WORK ITEM
Return each line of the entries that holds the string "fragen".

[Element data from apps and pages]
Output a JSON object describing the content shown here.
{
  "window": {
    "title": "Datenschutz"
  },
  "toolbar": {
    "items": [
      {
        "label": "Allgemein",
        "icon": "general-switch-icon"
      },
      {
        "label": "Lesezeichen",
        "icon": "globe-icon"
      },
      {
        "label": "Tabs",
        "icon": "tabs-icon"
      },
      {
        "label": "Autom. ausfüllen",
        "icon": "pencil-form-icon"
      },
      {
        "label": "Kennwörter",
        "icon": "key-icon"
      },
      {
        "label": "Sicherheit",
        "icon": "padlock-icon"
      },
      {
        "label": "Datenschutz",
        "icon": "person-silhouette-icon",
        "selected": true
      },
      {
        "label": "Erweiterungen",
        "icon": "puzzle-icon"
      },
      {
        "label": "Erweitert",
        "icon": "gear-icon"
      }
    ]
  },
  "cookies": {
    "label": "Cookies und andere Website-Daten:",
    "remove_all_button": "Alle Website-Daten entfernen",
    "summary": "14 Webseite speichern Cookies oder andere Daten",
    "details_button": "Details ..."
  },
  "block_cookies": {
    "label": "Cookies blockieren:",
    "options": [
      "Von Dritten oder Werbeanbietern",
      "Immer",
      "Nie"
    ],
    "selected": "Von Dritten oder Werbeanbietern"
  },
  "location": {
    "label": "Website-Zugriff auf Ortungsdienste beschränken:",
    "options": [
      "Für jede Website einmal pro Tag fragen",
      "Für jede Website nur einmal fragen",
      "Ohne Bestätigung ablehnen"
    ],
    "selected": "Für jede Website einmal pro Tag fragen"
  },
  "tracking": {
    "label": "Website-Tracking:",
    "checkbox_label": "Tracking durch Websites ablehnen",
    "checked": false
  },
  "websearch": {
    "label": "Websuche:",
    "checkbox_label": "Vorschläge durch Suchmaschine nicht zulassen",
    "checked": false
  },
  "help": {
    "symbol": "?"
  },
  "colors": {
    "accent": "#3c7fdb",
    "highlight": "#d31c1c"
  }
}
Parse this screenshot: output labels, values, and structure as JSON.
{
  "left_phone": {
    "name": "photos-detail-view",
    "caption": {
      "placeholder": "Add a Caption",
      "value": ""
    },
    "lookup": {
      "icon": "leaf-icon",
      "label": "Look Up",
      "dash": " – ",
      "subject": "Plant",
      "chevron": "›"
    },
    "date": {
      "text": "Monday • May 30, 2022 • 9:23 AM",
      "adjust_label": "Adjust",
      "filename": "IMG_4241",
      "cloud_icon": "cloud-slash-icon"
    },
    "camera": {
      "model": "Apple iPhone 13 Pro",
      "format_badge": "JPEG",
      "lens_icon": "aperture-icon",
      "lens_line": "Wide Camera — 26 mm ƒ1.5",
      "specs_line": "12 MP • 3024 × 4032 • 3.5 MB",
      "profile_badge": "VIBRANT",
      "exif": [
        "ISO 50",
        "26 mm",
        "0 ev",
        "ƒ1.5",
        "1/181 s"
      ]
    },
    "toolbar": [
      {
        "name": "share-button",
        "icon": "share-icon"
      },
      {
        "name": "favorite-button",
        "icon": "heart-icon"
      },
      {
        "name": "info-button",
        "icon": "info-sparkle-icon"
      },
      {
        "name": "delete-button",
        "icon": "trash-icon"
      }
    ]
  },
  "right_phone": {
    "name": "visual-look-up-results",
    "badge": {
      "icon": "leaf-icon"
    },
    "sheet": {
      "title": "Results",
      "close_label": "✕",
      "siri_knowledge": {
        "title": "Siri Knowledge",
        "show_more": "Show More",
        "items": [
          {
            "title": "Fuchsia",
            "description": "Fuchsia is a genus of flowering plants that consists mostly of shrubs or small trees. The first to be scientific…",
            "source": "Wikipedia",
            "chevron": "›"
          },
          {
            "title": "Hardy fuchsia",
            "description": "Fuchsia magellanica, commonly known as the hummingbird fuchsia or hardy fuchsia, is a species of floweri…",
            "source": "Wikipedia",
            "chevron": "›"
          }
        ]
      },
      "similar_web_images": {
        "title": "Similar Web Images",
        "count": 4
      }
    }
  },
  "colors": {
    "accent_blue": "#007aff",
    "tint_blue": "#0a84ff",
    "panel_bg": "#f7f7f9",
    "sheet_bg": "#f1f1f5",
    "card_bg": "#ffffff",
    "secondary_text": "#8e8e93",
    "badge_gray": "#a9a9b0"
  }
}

WRITTEN SOLUTION
      "Für jede Website einmal pro Tag fragen",
      "Für jede Website nur einmal fragen",
    "selected": "Für jede Website einmal pro Tag fragen"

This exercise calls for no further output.